*** Block opens ***

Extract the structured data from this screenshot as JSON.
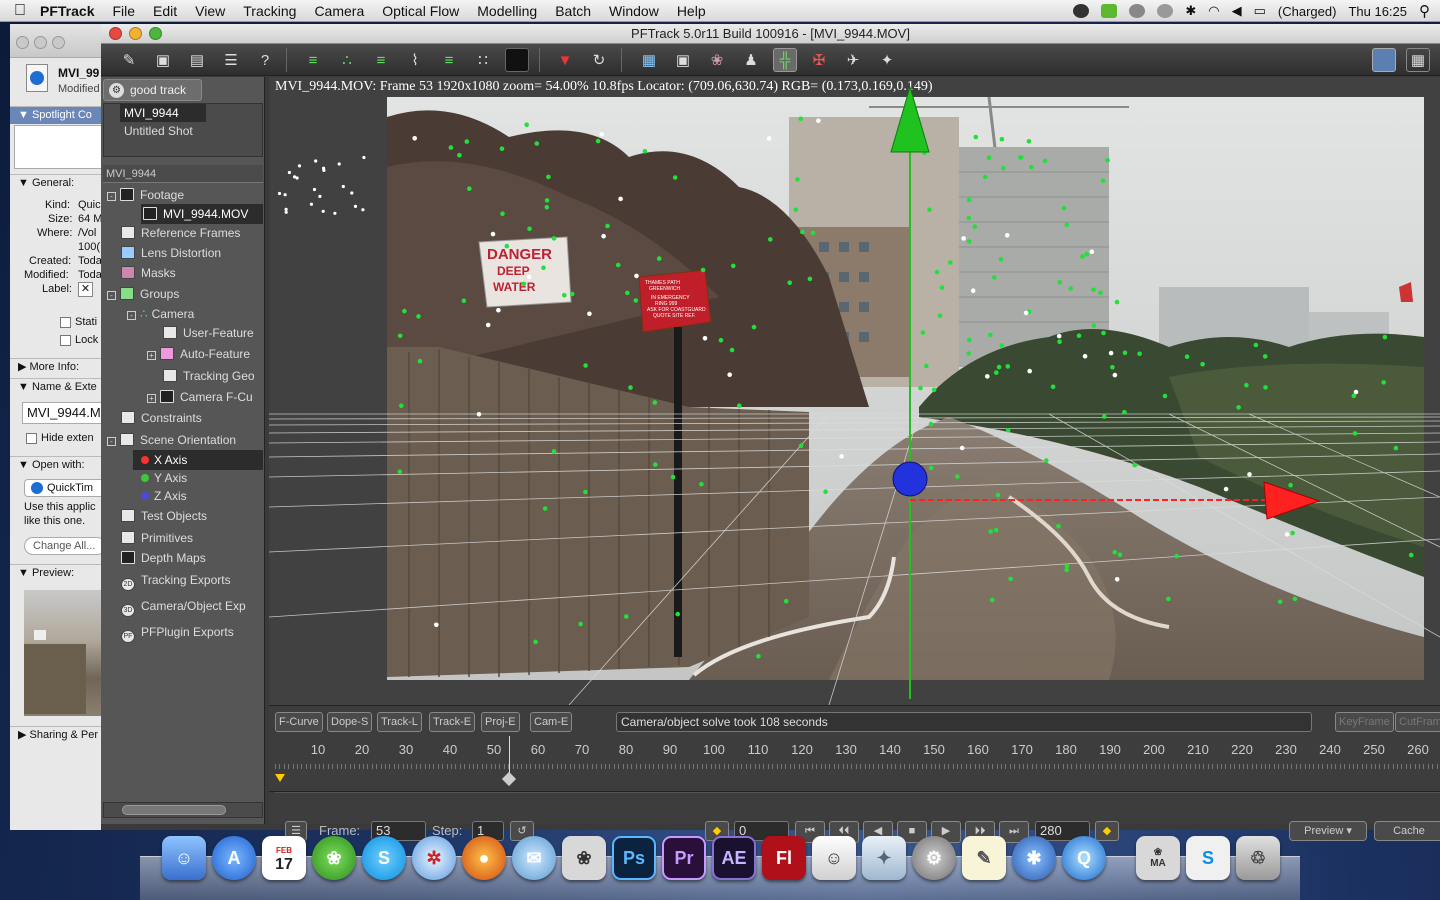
{
  "menubar": {
    "app": "PFTrack",
    "items": [
      "File",
      "Edit",
      "View",
      "Tracking",
      "Camera",
      "Optical Flow",
      "Modelling",
      "Batch",
      "Window",
      "Help"
    ],
    "battery": "(Charged)",
    "clock": "Thu 16:25"
  },
  "finder_info": {
    "filename": "MVI_99",
    "modified": "Modified",
    "spotlight": "Spotlight Co",
    "general": "General:",
    "kind_label": "Kind:",
    "kind_value": "Quic",
    "size_label": "Size:",
    "size_value": "64 M",
    "where_label": "Where:",
    "where_value": "/Vol",
    "where_value2": "100(",
    "created_label": "Created:",
    "created_value": "Toda",
    "modified_label": "Modified:",
    "modified_value": "Toda",
    "label_label": "Label:",
    "stationery": "Stati",
    "locked": "Lock",
    "more_info": "More Info:",
    "name_ext": "Name & Exte",
    "name_value": "MVI_9944.M",
    "hide_ext": "Hide exten",
    "open_with": "Open with:",
    "open_app": "QuickTim",
    "use_app": "Use this applic",
    "use_app2": "like this one.",
    "change_all": "Change All...",
    "preview": "Preview:",
    "sharing": "Sharing & Per"
  },
  "window": {
    "title": "PFTrack 5.0r11 Build 100916 - [MVI_9944.MOV]"
  },
  "tree": {
    "group_tab": "good track",
    "shots": [
      "MVI_9944",
      "Untitled Shot"
    ],
    "header": "MVI_9944",
    "nodes": {
      "footage": "Footage",
      "mov": "MVI_9944.MOV",
      "ref": "Reference Frames",
      "lens": "Lens Distortion",
      "masks": "Masks",
      "groups": "Groups",
      "camera": "Camera",
      "user": "User-Feature",
      "auto": "Auto-Feature",
      "trackgeo": "Tracking Geo",
      "camcu": "Camera F-Cu",
      "constraints": "Constraints",
      "scene": "Scene Orientation",
      "xaxis": "X Axis",
      "yaxis": "Y Axis",
      "zaxis": "Z Axis",
      "test": "Test Objects",
      "prims": "Primitives",
      "depth": "Depth Maps",
      "trackexp": "Tracking Exports",
      "camexp": "Camera/Object Exp",
      "pfplug": "PFPlugin Exports"
    },
    "badges": {
      "track": "2D",
      "cam": "3D",
      "plug": "PF"
    },
    "axis_colors": {
      "x": "#ff3030",
      "y": "#3cc83c",
      "z": "#4a4adc"
    }
  },
  "viewer": {
    "status": "MVI_9944.MOV: Frame 53 1920x1080 zoom= 54.00% 10.8fps Locator: (709.06,630.74) RGB= (0.173,0.169,0.149)",
    "sign1": "DANGER",
    "sign1_b": "DEEP",
    "sign1_c": "WATER",
    "sign2_lines": [
      "THAMES PATH",
      "GREENWICH",
      "IN EMERGENCY",
      "RING 999",
      "ASK FOR COASTGUARD",
      "QUOTE SITE REF."
    ],
    "colors": {
      "tracker": "#22e03a",
      "x_axis": "#ff2020",
      "y_axis": "#1fc21f",
      "origin": "#2233dd"
    }
  },
  "bottom": {
    "tabs": [
      "F-Curve",
      "Dope-S",
      "Track-L",
      "Track-E",
      "Proj-E",
      "Cam-E"
    ],
    "message": "Camera/object solve took 108 seconds",
    "keyframe": "KeyFrame",
    "cutframe": "CutFram",
    "ticks": [
      "10",
      "20",
      "30",
      "40",
      "50",
      "60",
      "70",
      "80",
      "90",
      "100",
      "110",
      "120",
      "130",
      "140",
      "150",
      "160",
      "170",
      "180",
      "190",
      "200",
      "210",
      "220",
      "230",
      "240",
      "250",
      "260"
    ],
    "frame_label": "Frame:",
    "frame_value": "53",
    "step_label": "Step:",
    "step_value": "1",
    "start_value": "0",
    "end_value": "280",
    "preview": "Preview",
    "cache": "Cache"
  },
  "dock": {
    "calendar_month": "FEB",
    "calendar_day": "17",
    "ps": "Ps",
    "pr": "Pr",
    "ae": "AE",
    "fl": "Fl",
    "ma": "MA"
  }
}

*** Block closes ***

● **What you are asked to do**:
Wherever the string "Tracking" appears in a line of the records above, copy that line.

● **Your response**:
      "Tracking",
      "trackgeo": "Tracking Geo",
      "trackexp": "Tracking Exports",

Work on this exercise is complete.